Trotsky also pointed out that we run in elections against the Labor Party not to expose this or that individual candidate who is particularly reactionary but to expose the party as a whole. There is no fundamental distinction between different shades of Social Democrat. Nor do we urge a vote for Labor on the basis of some or another aspect of its program:

“Revolutionists never give critical support to reformism on the assumption that reformism, in power, could satisfy the fundamental needs of the workers. It is possible, of course, that a Labour government could introduce a few mild temporary reforms. It is also possible that the League [of Nations] could postpone a military conflict about secondary issues — just as a cartel can eliminate secondary economic crises only to reproduce them on a large scale. So the League can eliminate small episodic conflicts only to generalise them into world war.

“Thus, both economic and military crises will only return with an added explosive force so long as capitalism remains. And we know that Social Democracy cannot abolish capitalism.

“No, in war as in peace, the ILP must say to the workers: ‘The Labour Party will deceive you and betray you, but you do not believe us. Very well, we will go through your experiences with you but in no case do we identify ourselves with the Labour Party program’” (p 70).

Some have argued that the ALP is already exposed and to run in elections only gives credibility to parliamentary democracy. In these circumstances we should urge a boycott, they say. Trotsky’s answer was:

“It is argued that the Labour Party already stands exposed by its past deeds in power and its present reactionary platform. For example, by its decision at Brighton. For us — yes! But not for the masses, the eight million who voted Labour. It is a great danger for revolutionists who attach to much importance to conference decisions. We use such evidence in our propaganda — but it cannot be presented beyond the power of our own press. One cannot shout louder than the strength of his own throat …

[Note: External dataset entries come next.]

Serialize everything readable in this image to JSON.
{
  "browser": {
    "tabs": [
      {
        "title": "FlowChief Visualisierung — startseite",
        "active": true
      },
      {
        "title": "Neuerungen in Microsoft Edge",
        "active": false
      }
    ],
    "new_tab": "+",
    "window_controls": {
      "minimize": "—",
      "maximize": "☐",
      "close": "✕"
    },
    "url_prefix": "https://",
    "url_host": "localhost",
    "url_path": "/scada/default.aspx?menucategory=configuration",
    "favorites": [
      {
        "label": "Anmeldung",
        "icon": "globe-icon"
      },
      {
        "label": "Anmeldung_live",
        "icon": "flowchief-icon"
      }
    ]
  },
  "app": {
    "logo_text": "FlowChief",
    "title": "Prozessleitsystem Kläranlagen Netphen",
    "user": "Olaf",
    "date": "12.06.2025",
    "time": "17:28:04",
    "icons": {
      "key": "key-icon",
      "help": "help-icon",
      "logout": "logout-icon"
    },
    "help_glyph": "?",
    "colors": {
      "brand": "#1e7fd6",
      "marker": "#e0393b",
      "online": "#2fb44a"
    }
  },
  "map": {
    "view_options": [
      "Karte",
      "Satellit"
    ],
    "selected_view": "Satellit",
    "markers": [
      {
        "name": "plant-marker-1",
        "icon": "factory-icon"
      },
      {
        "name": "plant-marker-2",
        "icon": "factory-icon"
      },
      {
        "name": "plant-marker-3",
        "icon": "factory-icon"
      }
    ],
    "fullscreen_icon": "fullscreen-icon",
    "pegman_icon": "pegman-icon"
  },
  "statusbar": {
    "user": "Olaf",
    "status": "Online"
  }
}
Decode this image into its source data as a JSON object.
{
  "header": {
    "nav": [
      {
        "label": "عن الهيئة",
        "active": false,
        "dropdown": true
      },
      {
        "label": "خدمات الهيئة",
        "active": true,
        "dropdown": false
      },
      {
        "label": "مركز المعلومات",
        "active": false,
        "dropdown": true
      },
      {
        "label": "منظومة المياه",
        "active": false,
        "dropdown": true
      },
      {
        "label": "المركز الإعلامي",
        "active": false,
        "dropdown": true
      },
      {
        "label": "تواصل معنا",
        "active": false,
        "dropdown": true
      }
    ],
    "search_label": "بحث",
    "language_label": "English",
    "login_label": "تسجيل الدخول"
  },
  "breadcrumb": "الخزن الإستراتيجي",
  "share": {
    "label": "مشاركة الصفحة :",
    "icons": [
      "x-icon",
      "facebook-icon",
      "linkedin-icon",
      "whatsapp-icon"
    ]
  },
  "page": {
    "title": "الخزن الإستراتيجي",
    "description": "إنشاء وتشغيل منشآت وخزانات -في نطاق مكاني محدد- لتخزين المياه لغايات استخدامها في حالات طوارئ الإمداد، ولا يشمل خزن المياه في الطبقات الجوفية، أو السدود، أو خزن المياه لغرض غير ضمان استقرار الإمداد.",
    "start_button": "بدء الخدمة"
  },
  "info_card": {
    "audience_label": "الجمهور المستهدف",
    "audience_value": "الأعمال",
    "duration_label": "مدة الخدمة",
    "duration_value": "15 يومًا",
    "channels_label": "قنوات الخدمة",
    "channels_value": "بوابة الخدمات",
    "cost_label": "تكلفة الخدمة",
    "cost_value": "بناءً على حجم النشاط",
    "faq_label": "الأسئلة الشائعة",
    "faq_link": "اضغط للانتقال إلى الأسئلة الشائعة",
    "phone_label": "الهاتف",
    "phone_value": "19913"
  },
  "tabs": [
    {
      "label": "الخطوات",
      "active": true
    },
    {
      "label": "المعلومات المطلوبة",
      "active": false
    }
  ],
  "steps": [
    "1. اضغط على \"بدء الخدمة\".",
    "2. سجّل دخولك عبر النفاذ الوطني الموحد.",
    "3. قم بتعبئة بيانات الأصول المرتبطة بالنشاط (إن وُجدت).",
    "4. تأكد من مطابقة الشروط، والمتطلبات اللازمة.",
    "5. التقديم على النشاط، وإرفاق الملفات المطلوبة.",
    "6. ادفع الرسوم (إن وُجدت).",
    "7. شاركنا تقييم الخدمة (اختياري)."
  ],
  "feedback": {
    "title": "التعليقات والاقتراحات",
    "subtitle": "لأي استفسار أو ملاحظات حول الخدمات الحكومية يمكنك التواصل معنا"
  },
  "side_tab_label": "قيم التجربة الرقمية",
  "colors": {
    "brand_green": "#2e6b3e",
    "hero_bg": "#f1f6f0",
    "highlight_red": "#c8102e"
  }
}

“As a general statement of principle, a revolutionary party has the right to boycott parliament only when it has the capacity to overthrow it, that is, when it can replace parliamentary action by general strike and insurrection, by direct struggle for power. In Britain the masses have yet no confidence in the ILP. The ILP is therefore too weak to break the parliamentary machine and must continue to use it. As for a partial boycott, such as the ILP sought to operate, it was unreal. At this stage of British politics it would be interpreted by the working class as a certain contempt for them: this is particularly true in Britain where parliamentary traditions are still so strong.” (p. 70.)

Of course, in running in elections we in no way fall prey to the trap of the Social Democrats who see parliament as the decisive arena of struggle and the way to win reforms for the working class. We take our stand along the lines of the resolution of the Second Congress of the Comintern on The Communist Attitude to Parliamentary Reformism:

“In face of imperialist devastation, plunder, violation, robbery and ruin, parliamentary reforms, devoid of system, of consistency and of definite plan, have lost all practical significance for the working masses …

“Parliament at present can in no way serve as the arena of struggle for reform, or for improving the lot of the working people, as it was at certain periods of the preceding epoch. The centre of gravity of political life at present has been completely and finally transferred beyond the limits of Parliament.” (See Aspects of Socialist Election Policy, p. 5.)

Any candidates who are successful in election contests will act as “scouting parties” for the working class and use the parliamentary bodies as a forum to propagate the ideas and demands of socialism. Where and when we run our own candidates in the future will depend on our strength, the gains that can be made, and considerations of a similar nature. The growth of our organisation will increasingly make it possible for us to run our own candidates and thus pose concretely our program against the program of the ALP.